→ **DIRECTIONS**
Using the data below, gather each line that includes the word "dakika".

→ **INFORMATION GIVEN**
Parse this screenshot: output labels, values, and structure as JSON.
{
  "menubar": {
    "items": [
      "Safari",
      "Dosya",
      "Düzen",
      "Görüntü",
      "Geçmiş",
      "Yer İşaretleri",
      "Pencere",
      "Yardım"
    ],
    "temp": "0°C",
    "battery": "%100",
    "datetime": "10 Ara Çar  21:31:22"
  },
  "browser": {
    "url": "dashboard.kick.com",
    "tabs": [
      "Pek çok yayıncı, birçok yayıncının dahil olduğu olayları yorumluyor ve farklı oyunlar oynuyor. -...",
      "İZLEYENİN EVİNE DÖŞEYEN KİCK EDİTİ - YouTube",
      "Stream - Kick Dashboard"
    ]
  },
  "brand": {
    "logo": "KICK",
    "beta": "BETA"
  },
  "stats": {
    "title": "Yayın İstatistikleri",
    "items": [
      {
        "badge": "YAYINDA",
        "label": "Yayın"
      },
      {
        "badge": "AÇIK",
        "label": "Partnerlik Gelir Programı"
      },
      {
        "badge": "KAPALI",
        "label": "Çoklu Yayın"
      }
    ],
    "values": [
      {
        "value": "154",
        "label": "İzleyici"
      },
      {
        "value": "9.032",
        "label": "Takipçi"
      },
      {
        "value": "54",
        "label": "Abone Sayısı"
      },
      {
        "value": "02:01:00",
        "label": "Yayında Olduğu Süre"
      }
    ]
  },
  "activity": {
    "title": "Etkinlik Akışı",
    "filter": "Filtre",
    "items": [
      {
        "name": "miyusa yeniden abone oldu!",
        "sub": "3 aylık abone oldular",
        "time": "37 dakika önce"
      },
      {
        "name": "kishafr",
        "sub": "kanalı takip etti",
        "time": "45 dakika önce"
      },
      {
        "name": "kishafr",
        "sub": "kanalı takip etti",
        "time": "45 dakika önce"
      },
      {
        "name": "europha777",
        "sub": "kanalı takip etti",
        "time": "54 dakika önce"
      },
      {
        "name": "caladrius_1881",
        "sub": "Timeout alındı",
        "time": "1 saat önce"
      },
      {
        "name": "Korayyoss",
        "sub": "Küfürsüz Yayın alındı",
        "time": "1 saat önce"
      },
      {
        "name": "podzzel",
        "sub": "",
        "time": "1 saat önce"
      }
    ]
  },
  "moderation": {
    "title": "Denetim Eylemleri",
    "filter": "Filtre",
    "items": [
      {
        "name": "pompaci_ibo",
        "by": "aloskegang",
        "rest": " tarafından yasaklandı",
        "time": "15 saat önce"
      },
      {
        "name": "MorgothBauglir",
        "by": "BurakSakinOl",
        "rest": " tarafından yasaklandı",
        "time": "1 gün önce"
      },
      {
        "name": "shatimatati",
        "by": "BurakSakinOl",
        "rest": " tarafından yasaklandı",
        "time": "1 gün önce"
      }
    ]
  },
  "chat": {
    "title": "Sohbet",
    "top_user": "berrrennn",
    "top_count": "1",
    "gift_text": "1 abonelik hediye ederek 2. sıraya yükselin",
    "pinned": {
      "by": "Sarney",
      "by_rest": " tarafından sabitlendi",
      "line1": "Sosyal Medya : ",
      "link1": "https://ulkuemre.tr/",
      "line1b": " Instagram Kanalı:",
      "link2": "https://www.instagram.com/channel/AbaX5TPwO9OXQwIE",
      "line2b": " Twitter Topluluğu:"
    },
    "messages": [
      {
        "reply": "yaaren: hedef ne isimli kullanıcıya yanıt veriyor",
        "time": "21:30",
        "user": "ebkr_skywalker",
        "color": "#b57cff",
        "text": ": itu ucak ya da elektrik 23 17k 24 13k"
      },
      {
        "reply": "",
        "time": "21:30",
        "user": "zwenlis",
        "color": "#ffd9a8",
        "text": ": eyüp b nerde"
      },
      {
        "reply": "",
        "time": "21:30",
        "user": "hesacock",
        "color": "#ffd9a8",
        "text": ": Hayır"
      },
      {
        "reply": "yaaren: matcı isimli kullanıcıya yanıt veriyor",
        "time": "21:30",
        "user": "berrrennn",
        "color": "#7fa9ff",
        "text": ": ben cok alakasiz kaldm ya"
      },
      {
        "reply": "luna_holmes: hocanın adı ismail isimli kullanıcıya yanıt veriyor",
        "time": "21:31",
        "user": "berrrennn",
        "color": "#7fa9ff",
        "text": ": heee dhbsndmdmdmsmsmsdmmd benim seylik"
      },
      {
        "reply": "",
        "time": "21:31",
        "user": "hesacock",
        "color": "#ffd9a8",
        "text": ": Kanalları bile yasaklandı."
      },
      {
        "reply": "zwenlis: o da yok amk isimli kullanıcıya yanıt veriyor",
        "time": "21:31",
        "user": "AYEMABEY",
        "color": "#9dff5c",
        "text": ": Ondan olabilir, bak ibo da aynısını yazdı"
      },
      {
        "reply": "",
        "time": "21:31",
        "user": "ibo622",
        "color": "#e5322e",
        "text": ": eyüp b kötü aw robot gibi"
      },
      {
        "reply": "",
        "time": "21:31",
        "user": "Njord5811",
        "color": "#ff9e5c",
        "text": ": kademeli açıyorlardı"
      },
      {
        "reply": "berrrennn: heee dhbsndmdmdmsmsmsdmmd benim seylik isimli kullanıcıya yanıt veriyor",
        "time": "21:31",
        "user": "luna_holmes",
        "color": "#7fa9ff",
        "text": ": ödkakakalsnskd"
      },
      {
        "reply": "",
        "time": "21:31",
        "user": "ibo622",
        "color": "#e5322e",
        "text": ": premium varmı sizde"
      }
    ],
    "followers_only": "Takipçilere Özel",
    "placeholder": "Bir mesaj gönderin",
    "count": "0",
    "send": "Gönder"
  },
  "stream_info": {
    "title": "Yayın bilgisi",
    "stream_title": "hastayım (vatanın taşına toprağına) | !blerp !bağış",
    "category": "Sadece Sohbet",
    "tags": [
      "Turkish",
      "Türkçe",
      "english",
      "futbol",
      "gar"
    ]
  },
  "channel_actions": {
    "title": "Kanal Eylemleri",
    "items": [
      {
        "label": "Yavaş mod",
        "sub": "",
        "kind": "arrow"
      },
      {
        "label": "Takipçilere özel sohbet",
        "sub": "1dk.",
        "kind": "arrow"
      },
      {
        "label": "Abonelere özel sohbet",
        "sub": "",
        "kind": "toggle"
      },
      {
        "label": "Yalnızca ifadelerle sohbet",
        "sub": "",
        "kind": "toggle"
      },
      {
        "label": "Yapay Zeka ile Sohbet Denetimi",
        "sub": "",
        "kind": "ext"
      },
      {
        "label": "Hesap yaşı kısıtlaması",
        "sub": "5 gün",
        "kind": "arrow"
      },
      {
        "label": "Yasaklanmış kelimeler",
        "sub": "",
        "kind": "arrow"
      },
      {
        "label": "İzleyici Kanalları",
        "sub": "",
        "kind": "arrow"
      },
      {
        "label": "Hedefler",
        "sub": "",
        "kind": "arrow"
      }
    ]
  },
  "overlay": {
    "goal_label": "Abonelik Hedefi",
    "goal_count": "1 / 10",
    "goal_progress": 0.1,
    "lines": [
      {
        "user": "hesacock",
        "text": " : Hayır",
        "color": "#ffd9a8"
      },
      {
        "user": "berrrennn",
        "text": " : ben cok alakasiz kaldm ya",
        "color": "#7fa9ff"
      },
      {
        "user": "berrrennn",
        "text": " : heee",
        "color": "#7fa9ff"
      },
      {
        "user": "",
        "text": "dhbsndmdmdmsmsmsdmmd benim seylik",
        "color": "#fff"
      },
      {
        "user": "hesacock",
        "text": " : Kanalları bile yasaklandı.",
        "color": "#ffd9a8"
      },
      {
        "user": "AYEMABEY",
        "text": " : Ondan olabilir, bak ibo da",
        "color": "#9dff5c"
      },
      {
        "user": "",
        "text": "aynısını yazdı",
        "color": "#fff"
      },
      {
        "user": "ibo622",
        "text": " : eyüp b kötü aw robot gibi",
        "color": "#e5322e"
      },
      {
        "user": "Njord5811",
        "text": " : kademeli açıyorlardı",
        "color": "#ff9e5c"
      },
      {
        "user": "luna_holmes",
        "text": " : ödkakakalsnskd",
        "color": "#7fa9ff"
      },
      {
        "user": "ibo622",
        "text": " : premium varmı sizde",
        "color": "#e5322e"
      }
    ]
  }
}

→ **TASK RESULT**
        "time": "37 dakika önce"
        "time": "45 dakika önce"
        "time": "45 dakika önce"
        "time": "54 dakika önce"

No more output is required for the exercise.